*** EXTRACTED RECORDS Section Begins ***

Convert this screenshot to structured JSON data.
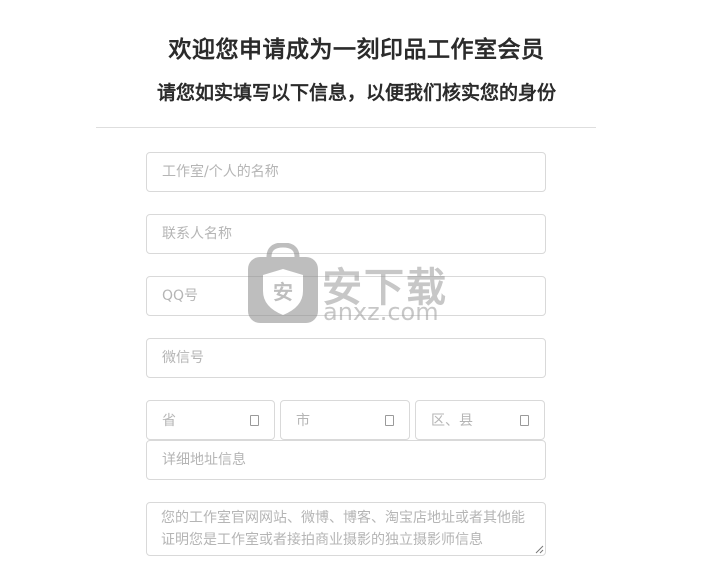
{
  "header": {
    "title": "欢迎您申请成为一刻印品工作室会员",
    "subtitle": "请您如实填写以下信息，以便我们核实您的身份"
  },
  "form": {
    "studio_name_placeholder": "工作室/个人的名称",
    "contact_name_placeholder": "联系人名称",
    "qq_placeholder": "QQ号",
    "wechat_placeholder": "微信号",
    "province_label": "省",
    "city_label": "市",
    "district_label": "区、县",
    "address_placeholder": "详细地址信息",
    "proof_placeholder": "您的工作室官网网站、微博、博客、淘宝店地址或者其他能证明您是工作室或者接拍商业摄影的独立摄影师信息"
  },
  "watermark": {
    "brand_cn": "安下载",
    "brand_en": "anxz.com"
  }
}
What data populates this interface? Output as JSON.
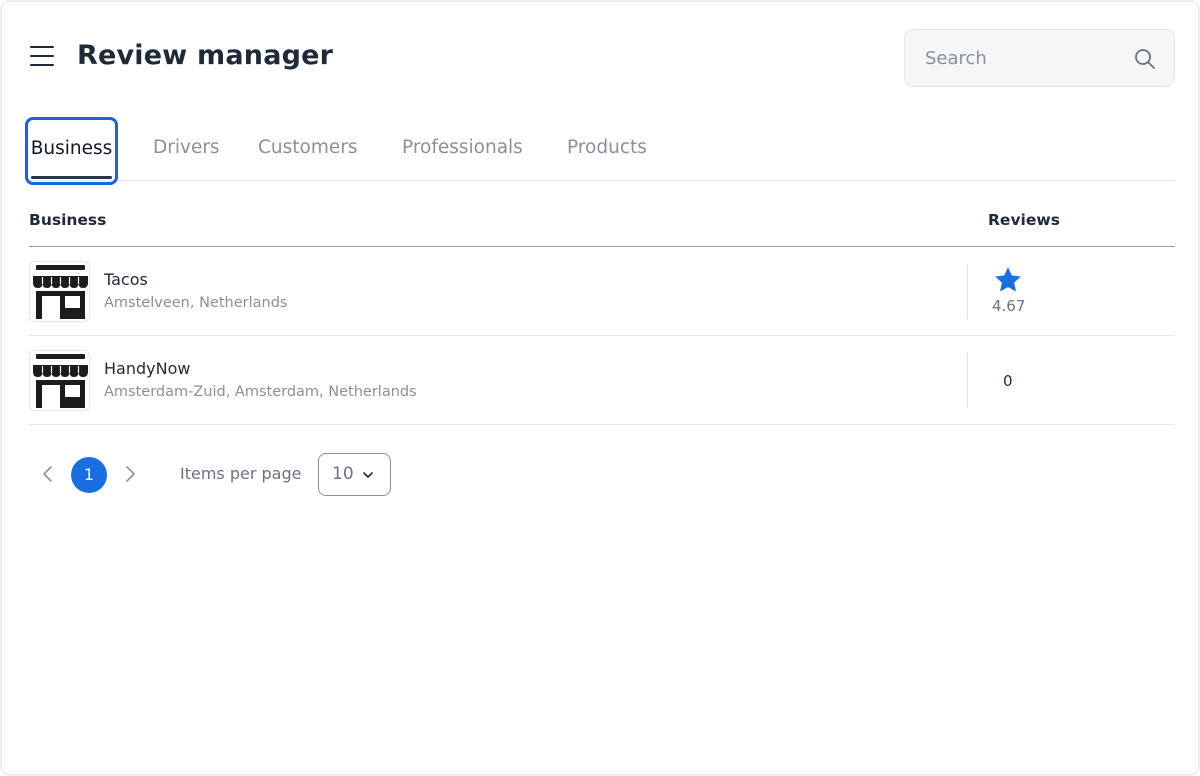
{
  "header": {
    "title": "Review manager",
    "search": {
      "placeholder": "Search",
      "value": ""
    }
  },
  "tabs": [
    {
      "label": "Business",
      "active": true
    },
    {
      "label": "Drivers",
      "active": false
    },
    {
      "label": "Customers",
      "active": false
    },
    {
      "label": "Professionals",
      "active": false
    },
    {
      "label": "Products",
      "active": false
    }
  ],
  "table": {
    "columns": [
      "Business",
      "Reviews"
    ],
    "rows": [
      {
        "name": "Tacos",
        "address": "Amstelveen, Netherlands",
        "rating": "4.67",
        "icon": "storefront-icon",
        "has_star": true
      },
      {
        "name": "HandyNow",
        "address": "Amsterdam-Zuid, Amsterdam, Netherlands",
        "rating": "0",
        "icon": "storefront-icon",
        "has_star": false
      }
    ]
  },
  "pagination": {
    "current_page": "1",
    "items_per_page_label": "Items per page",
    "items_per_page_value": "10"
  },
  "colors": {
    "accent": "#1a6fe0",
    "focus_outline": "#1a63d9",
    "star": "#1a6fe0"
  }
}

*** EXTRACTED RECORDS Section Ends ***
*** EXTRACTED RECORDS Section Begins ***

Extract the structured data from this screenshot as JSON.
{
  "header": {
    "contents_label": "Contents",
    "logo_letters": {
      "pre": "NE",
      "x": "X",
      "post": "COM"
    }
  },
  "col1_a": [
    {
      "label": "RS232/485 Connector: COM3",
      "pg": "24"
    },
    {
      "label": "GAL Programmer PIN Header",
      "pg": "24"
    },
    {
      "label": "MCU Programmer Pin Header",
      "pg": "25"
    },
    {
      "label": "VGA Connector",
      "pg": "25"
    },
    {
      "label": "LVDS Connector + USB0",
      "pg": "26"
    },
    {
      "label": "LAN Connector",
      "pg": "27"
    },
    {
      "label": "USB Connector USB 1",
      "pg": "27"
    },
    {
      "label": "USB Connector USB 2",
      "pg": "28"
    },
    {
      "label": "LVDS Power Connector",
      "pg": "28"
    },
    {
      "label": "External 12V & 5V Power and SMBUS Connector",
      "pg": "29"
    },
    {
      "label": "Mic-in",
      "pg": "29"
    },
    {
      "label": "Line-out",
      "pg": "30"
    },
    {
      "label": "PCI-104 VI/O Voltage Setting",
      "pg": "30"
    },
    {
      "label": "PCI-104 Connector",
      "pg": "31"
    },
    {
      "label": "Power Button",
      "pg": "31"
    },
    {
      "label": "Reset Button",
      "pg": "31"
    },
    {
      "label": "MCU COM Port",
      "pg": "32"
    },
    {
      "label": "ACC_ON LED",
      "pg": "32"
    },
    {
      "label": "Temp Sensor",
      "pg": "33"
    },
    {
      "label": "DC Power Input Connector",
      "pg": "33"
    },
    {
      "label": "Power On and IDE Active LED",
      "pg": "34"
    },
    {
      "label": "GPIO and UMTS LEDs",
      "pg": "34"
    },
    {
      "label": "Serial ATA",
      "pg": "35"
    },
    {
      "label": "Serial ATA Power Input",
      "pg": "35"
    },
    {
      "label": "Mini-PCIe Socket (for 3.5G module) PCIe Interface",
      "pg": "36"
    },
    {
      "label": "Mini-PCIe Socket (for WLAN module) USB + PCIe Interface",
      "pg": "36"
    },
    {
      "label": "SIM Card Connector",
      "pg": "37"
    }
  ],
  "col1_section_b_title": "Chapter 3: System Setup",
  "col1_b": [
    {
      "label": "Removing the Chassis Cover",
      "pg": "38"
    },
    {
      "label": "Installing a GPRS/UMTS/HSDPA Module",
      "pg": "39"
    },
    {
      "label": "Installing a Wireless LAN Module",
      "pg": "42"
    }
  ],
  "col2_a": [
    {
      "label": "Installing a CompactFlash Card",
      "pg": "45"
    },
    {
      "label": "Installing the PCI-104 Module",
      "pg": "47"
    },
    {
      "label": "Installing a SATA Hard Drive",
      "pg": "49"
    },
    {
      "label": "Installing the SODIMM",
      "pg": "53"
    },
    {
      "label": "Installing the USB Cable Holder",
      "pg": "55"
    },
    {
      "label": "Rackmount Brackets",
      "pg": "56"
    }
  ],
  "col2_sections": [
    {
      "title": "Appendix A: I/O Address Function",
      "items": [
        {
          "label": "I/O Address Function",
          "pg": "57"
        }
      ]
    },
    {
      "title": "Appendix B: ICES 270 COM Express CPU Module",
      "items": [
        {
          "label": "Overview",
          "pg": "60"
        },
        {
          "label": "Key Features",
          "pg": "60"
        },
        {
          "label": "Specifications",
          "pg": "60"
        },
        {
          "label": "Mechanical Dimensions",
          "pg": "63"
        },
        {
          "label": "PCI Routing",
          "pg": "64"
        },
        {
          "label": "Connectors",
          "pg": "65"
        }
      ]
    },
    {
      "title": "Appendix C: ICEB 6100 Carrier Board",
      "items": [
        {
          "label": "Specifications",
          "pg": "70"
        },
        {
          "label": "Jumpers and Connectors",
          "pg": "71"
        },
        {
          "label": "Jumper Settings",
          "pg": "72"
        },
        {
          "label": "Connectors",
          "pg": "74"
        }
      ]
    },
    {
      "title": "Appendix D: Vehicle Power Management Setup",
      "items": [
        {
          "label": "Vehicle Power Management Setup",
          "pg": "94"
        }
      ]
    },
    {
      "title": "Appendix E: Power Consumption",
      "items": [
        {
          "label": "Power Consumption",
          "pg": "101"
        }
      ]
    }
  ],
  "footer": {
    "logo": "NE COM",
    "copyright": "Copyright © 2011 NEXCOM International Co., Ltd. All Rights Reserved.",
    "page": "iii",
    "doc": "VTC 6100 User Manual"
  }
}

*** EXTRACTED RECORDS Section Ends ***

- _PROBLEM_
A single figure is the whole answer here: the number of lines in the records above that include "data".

- _ANSWER AREA_
3